**Stored entries:**
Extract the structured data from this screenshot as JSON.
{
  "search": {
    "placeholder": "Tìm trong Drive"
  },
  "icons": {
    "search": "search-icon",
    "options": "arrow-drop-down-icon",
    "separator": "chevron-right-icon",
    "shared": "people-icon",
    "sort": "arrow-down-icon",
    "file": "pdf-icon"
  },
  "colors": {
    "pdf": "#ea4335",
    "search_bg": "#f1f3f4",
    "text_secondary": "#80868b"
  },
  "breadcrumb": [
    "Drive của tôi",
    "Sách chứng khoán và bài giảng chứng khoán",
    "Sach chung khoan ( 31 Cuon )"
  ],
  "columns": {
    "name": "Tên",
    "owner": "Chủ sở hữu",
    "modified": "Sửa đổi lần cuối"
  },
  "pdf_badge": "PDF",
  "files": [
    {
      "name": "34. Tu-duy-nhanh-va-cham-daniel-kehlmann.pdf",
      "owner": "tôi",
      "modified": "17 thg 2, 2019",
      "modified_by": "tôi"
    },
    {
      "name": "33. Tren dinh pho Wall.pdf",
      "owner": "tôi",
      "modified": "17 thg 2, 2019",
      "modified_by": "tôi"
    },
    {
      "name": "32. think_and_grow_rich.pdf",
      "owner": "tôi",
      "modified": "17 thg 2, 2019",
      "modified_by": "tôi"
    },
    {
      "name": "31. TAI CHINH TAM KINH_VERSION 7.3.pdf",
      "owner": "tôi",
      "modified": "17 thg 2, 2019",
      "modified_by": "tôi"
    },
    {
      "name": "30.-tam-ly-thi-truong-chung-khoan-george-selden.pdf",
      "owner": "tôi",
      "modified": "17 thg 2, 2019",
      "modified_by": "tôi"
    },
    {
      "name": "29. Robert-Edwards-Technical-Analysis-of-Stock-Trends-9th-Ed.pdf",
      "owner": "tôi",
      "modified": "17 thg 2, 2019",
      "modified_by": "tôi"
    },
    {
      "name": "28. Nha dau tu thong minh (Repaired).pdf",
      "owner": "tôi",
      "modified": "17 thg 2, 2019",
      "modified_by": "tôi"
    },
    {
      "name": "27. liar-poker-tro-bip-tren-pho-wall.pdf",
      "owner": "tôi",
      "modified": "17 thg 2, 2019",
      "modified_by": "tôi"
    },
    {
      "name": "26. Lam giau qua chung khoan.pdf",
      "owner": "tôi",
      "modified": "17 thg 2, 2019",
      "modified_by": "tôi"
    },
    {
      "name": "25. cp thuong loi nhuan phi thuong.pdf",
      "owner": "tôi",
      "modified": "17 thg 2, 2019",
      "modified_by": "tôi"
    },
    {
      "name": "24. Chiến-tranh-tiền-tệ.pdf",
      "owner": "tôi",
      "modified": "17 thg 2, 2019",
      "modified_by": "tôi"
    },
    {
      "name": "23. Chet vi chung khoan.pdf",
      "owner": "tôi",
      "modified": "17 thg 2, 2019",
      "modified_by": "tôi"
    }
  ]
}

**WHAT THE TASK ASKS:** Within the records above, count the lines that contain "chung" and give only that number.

**EXERCISE SOLUTION:** 4